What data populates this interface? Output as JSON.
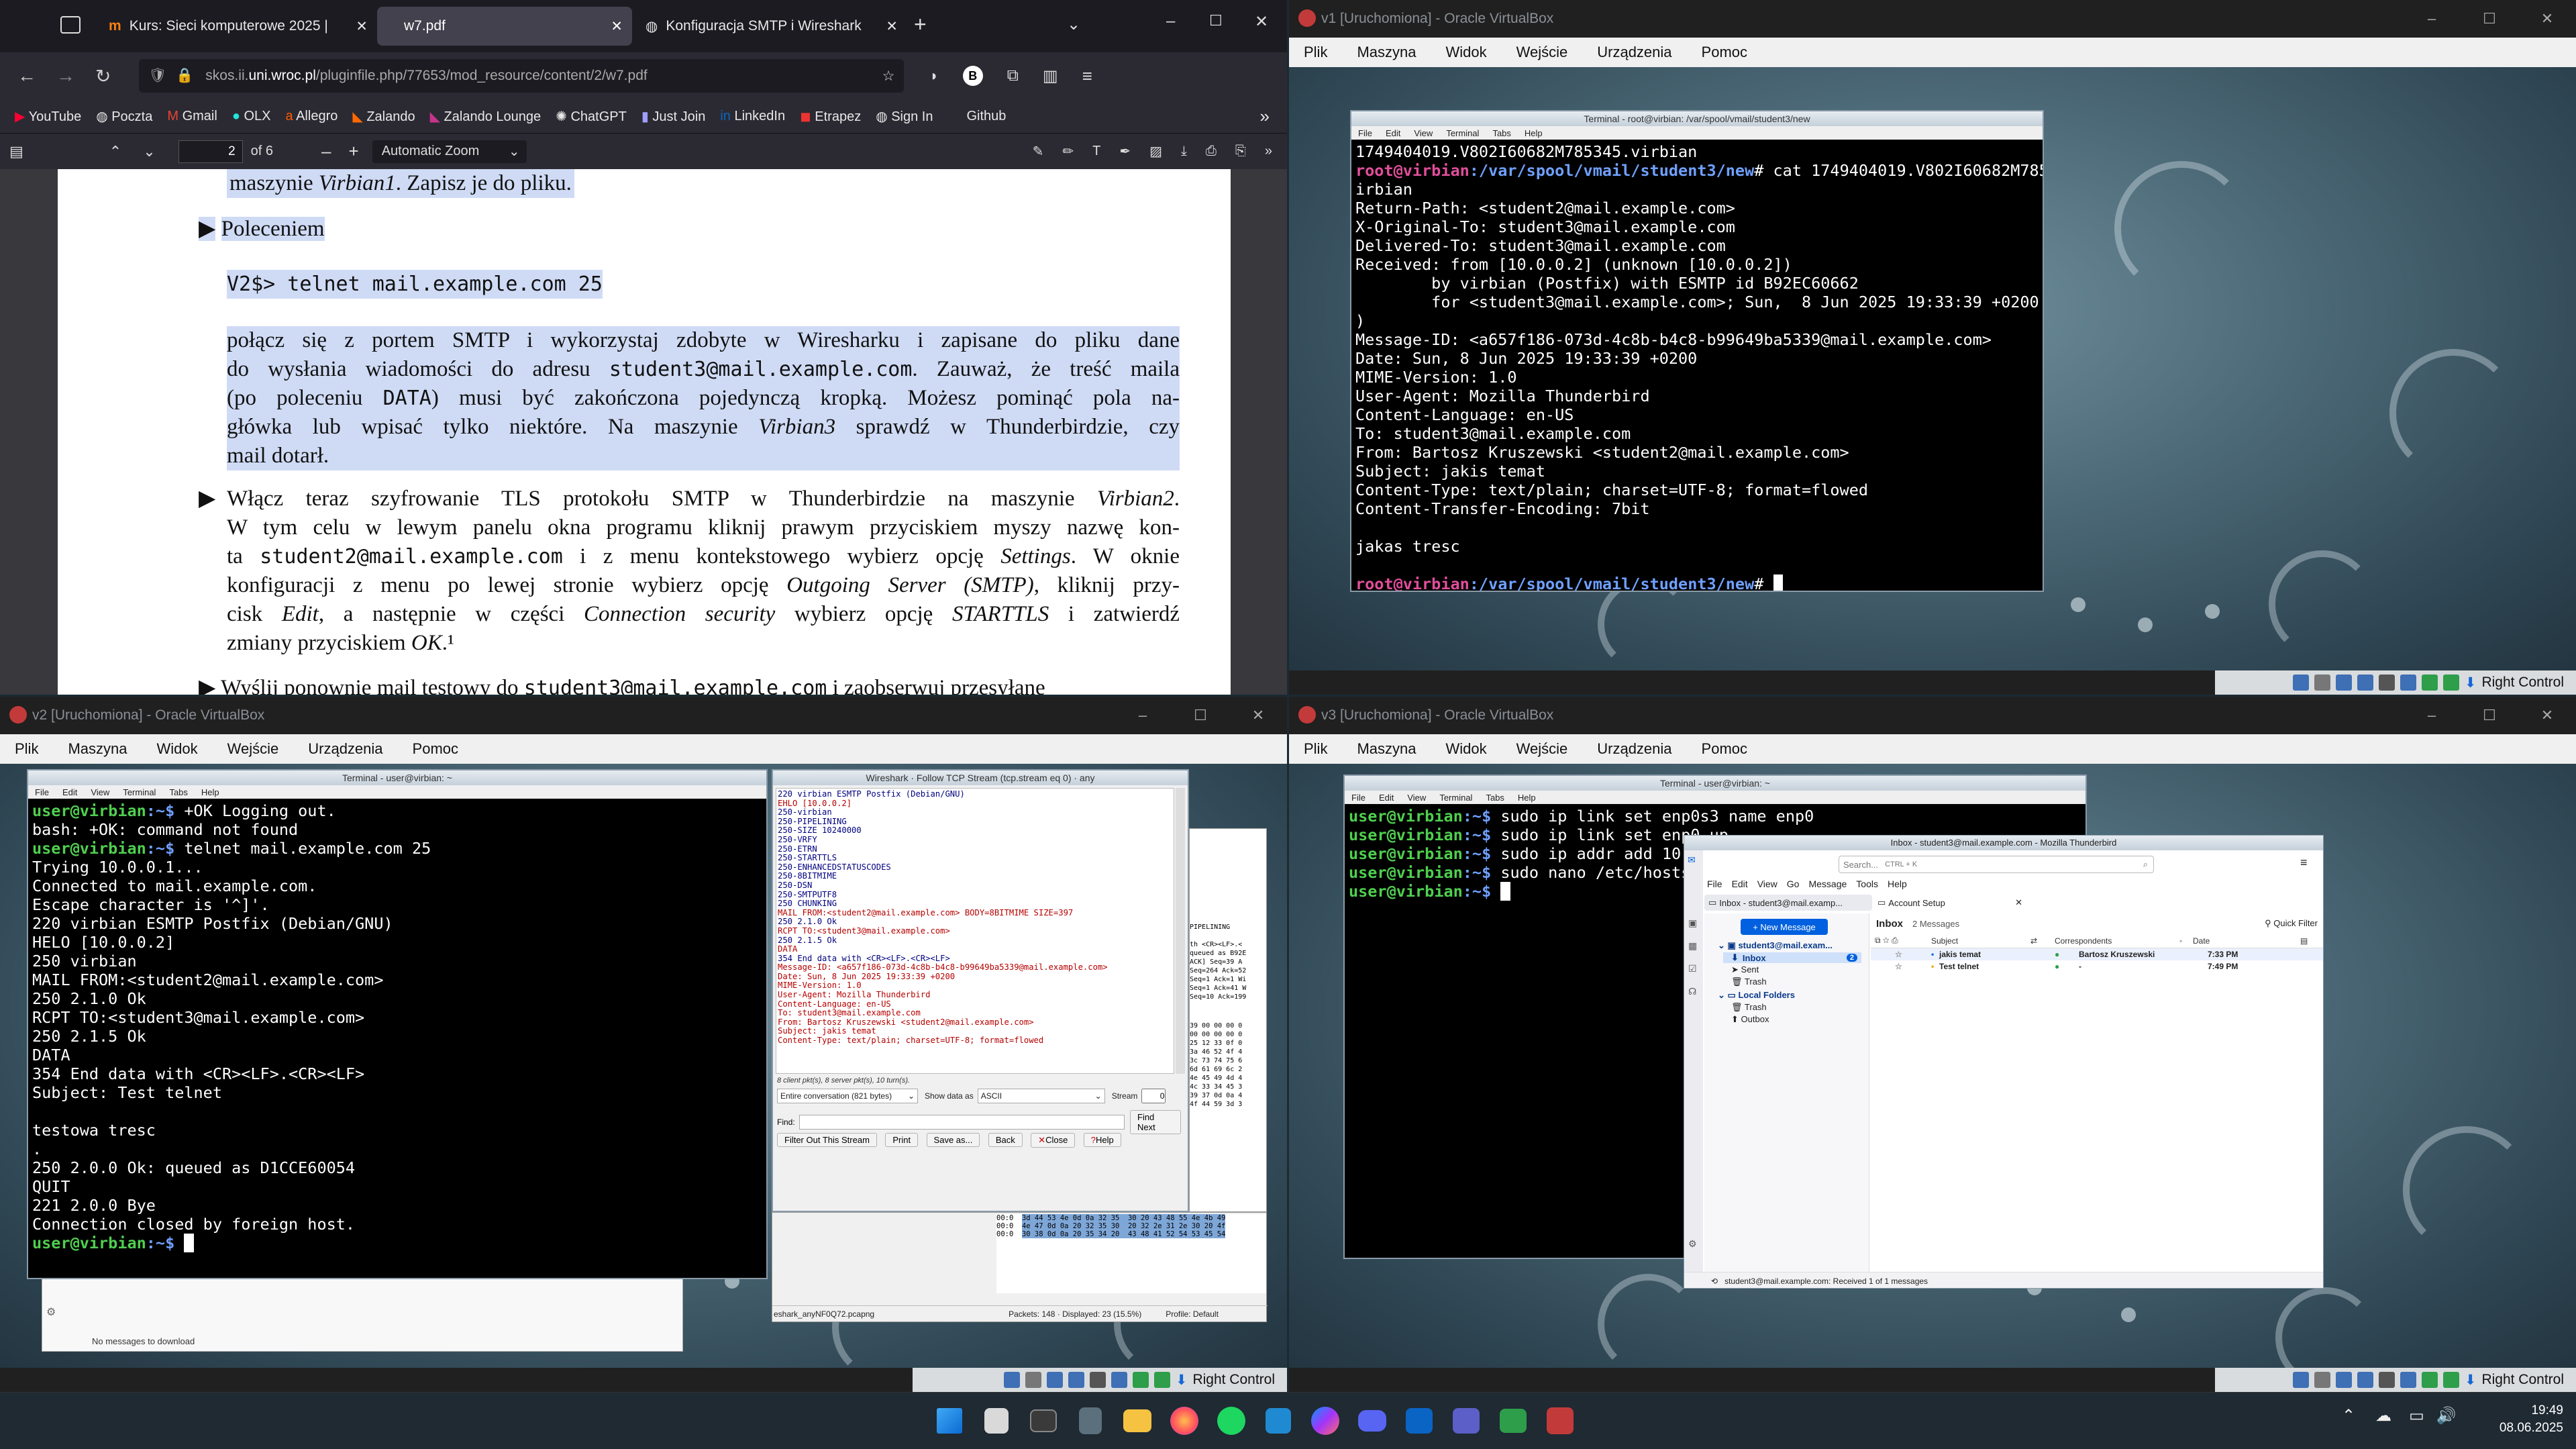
{
  "browser": {
    "tabs": [
      {
        "label": "Kurs: Sieci komputerowe 2025 |"
      },
      {
        "label": "w7.pdf"
      },
      {
        "label": "Konfiguracja SMTP i Wireshark"
      }
    ],
    "url_prefix": "skos.ii.",
    "url_domain": "uni.wroc.pl",
    "url_path": "/pluginfile.php/77653/mod_resource/content/2/w7.pdf",
    "bookmarks": [
      "YouTube",
      "Poczta",
      "Gmail",
      "OLX",
      "Allegro",
      "Zalando",
      "Zalando Lounge",
      "ChatGPT",
      "Just Join",
      "LinkedIn",
      "Etrapez",
      "Sign In",
      "Github"
    ],
    "pdf": {
      "page": "2",
      "of": "of 6",
      "zoom": "Automatic Zoom"
    }
  },
  "document": {
    "l1a": "maszynie ",
    "l1b": "Virbian1",
    "l1c": ". Zapisz je do pliku.",
    "b1": "Poleceniem",
    "cmd": "V2$> telnet mail.example.com 25",
    "p1a": "połącz się z portem SMTP i wykorzystaj zdobyte w Wiresharku i zapisane do pliku dane",
    "p1b": "do wysłania wiadomości do adresu ",
    "p1b_code": "student3@mail.example.com",
    "p1b_end": ". Zauważ, że treść maila",
    "p1c_start": "(po poleceniu ",
    "p1c_code": "DATA",
    "p1c_end": ") musi być zakończona pojedynczą kropką. Możesz pominąć pola na-",
    "p1d": "główka lub wpisać tylko niektóre. Na maszynie ",
    "p1d_em": "Virbian3",
    "p1d_end": " sprawdź w Thunderbirdzie, czy",
    "p1e": "mail dotarł.",
    "b2a": "Włącz teraz szyfrowanie TLS protokołu SMTP w Thunderbirdzie na maszynie ",
    "b2a_em": "Virbian2",
    "b2a_end": ".",
    "b2b": "W tym celu w lewym panelu okna programu kliknij prawym przyciskiem myszy nazwę kon-",
    "b2c_start": "ta ",
    "b2c_code": "student2@mail.example.com",
    "b2c_mid": " i z menu kontekstowego wybierz opcję ",
    "b2c_em": "Settings",
    "b2c_end": ". W oknie",
    "b2d": "konfiguracji z menu po lewej stronie wybierz opcję ",
    "b2d_em": "Outgoing Server (SMTP)",
    "b2d_end": ", kliknij przy-",
    "b2e": "cisk ",
    "b2e_em": "Edit",
    "b2e_mid": ", a następnie w części ",
    "b2e_em2": "Connection security",
    "b2e_mid2": " wybierz opcję ",
    "b2e_em3": "STARTTLS",
    "b2e_end": " i zatwierdź",
    "b2f": "zmiany przyciskiem ",
    "b2f_em": "OK",
    "b2f_end": ".¹",
    "b3a": "Wyślij ponownie mail testowy do ",
    "b3a_code": "student3@mail.example.com",
    "b3a_end": " i zaobserwuj przesyłane"
  },
  "vm1": {
    "title": "v1 [Uruchomiona] - Oracle VirtualBox",
    "menu": [
      "Plik",
      "Maszyna",
      "Widok",
      "Wejście",
      "Urządzenia",
      "Pomoc"
    ],
    "host_key": "Right Control"
  },
  "vm1_term": {
    "title": "Terminal - root@virbian: /var/spool/vmail/student3/new",
    "menu": [
      "File",
      "Edit",
      "View",
      "Terminal",
      "Tabs",
      "Help"
    ],
    "line_0": "1749404019.V802I60682M785345.virbian",
    "prompt": "root@virbian",
    "path": ":/var/spool/vmail/student3/new",
    "cmd1": "# cat 1749404019.V802I60682M785345.v",
    "out": [
      "irbian",
      "Return-Path: <student2@mail.example.com>",
      "X-Original-To: student3@mail.example.com",
      "Delivered-To: student3@mail.example.com",
      "Received: from [10.0.0.2] (unknown [10.0.0.2])",
      "        by virbian (Postfix) with ESMTP id B92EC60662",
      "        for <student3@mail.example.com>; Sun,  8 Jun 2025 19:33:39 +0200 (CEST",
      ")",
      "Message-ID: <a657f186-073d-4c8b-b4c8-b99649ba5339@mail.example.com>",
      "Date: Sun, 8 Jun 2025 19:33:39 +0200",
      "MIME-Version: 1.0",
      "User-Agent: Mozilla Thunderbird",
      "Content-Language: en-US",
      "To: student3@mail.example.com",
      "From: Bartosz Kruszewski <student2@mail.example.com>",
      "Subject: jakis temat",
      "Content-Type: text/plain; charset=UTF-8; format=flowed",
      "Content-Transfer-Encoding: 7bit",
      "",
      "jakas tresc",
      ""
    ],
    "end": "#"
  },
  "vm2": {
    "title": "v2 [Uruchomiona] - Oracle VirtualBox",
    "host_key": "Right Control",
    "tb_status": "No messages to download"
  },
  "vm2_term": {
    "title": "Terminal - user@virbian: ~",
    "prompt": "user@virbian",
    "tilde": ":~$",
    "l0": " +OK Logging out.",
    "l1": "bash: +OK: command not found",
    "l2": " telnet mail.example.com 25",
    "out": [
      "Trying 10.0.0.1...",
      "Connected to mail.example.com.",
      "Escape character is '^]'.",
      "220 virbian ESMTP Postfix (Debian/GNU)",
      "HELO [10.0.0.2]",
      "250 virbian",
      "MAIL FROM:<student2@mail.example.com>",
      "250 2.1.0 Ok",
      "RCPT TO:<student3@mail.example.com>",
      "250 2.1.5 Ok",
      "DATA",
      "354 End data with <CR><LF>.<CR><LF>",
      "Subject: Test telnet",
      "",
      "testowa tresc",
      ".",
      "250 2.0.0 Ok: queued as D1CCE60054",
      "QUIT",
      "221 2.0.0 Bye",
      "Connection closed by foreign host."
    ]
  },
  "wireshark": {
    "title": "Wireshark · Follow TCP Stream (tcp.stream eq 0) · any",
    "lines": [
      [
        "s",
        "220 virbian ESMTP Postfix (Debian/GNU)"
      ],
      [
        "c",
        "EHLO [10.0.0.2]"
      ],
      [
        "s",
        "250-virbian"
      ],
      [
        "s",
        "250-PIPELINING"
      ],
      [
        "s",
        "250-SIZE 10240000"
      ],
      [
        "s",
        "250-VRFY"
      ],
      [
        "s",
        "250-ETRN"
      ],
      [
        "s",
        "250-STARTTLS"
      ],
      [
        "s",
        "250-ENHANCEDSTATUSCODES"
      ],
      [
        "s",
        "250-8BITMIME"
      ],
      [
        "s",
        "250-DSN"
      ],
      [
        "s",
        "250-SMTPUTF8"
      ],
      [
        "s",
        "250 CHUNKING"
      ],
      [
        "c",
        "MAIL FROM:<student2@mail.example.com> BODY=8BITMIME SIZE=397"
      ],
      [
        "s",
        "250 2.1.0 Ok"
      ],
      [
        "c",
        "RCPT TO:<student3@mail.example.com>"
      ],
      [
        "s",
        "250 2.1.5 Ok"
      ],
      [
        "c",
        "DATA"
      ],
      [
        "s",
        "354 End data with <CR><LF>.<CR><LF>"
      ],
      [
        "c",
        "Message-ID: <a657f186-073d-4c8b-b4c8-b99649ba5339@mail.example.com>"
      ],
      [
        "c",
        "Date: Sun, 8 Jun 2025 19:33:39 +0200"
      ],
      [
        "c",
        "MIME-Version: 1.0"
      ],
      [
        "c",
        "User-Agent: Mozilla Thunderbird"
      ],
      [
        "c",
        "Content-Language: en-US"
      ],
      [
        "c",
        "To: student3@mail.example.com"
      ],
      [
        "c",
        "From: Bartosz Kruszewski <student2@mail.example.com>"
      ],
      [
        "c",
        "Subject: jakis temat"
      ],
      [
        "c",
        "Content-Type: text/plain; charset=UTF-8; format=flowed"
      ]
    ],
    "summary": "8 client pkt(s), 8 server pkt(s), 10 turn(s).",
    "conv": "Entire conversation (821 bytes)",
    "show_as_label": "Show data as",
    "show_as": "ASCII",
    "stream_label": "Stream",
    "stream": "0",
    "find_label": "Find:",
    "find_next": "Find Next",
    "buttons": [
      "Filter Out This Stream",
      "Print",
      "Save as...",
      "Back",
      "Close",
      "Help"
    ],
    "status_file": "eshark_anyNF0Q72.pcapng",
    "status_packets": "Packets: 148 · Displayed: 23 (15.5%)",
    "status_profile": "Profile: Default",
    "side_lines": [
      "PIPELINING",
      "",
      "th <CR><LF>.<",
      "queued as B92E",
      "ACK] Seq=39 A",
      "Seq=264 Ack=52",
      "Seq=1 Ack=1 Wi",
      "Seq=1 Ack=41 W",
      "Seq=10 Ack=199"
    ],
    "hex_rows": [
      "39 00 00 00 0",
      "00 00 00 00 0",
      "25 12 33 0f 0",
      "3a 46 52 4f 4",
      "3c 73 74 75 6",
      "6d 61 69 6c 2",
      "4e 45 49 4d 4",
      "4c 33 34 45 3",
      "39 37 0d 0a 4",
      "4f 44 59 3d 3"
    ],
    "hex_more": [
      [
        "00:0",
        "3d 44 53 4e 0d 0a 32 35  30 20 43 48 55 4e 4b 49"
      ],
      [
        "00:0",
        "4e 47 0d 0a 20 32 35 30  20 32 2e 31 2e 30 20 4f"
      ],
      [
        "00:0",
        "30 38 0d 0a 20 35 34 20  43 48 41 52 54 53 45 54"
      ]
    ]
  },
  "vm3": {
    "title": "v3 [Uruchomiona] - Oracle VirtualBox",
    "host_key": "Right Control"
  },
  "vm3_term": {
    "title": "Terminal - user@virbian: ~",
    "prompt": "user@virbian",
    "tilde": ":~$",
    "cmds": [
      " sudo ip link set enp0s3 name enp0",
      " sudo ip link set enp0 up",
      " sudo ip addr add 10.",
      " sudo nano /etc/hosts",
      ""
    ]
  },
  "thunderbird": {
    "title": "Inbox - student3@mail.example.com - Mozilla Thunderbird",
    "search": "Search...",
    "search_kbd": "CTRL + K",
    "menu": [
      "File",
      "Edit",
      "View",
      "Go",
      "Message",
      "Tools",
      "Help"
    ],
    "tab1": "Inbox - student3@mail.examp...",
    "tab2": "Account Setup",
    "new_message": "+ New Message",
    "account": "student3@mail.exam...",
    "folders": [
      "Inbox",
      "Sent",
      "Trash"
    ],
    "inbox_count": "2",
    "local": "Local Folders",
    "local_folders": [
      "Trash",
      "Outbox"
    ],
    "pane_title": "Inbox",
    "pane_count": "2 Messages",
    "quick_filter": "Quick Filter",
    "cols": [
      "Subject",
      "Correspondents",
      "Date"
    ],
    "rows": [
      {
        "subject": "jakis temat",
        "from": "Bartosz Kruszewski",
        "date": "7:33 PM"
      },
      {
        "subject": "Test telnet",
        "from": "-",
        "date": "7:49 PM"
      }
    ],
    "status": "student3@mail.example.com: Received 1 of 1 messages"
  },
  "taskbar": {
    "time": "19:49",
    "date": "08.06.2025"
  }
}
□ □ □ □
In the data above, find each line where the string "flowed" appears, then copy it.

      "Content-Type: text/plain; charset=UTF-8; format=flowed",
        "Content-Type: text/plain; charset=UTF-8; format=flowed"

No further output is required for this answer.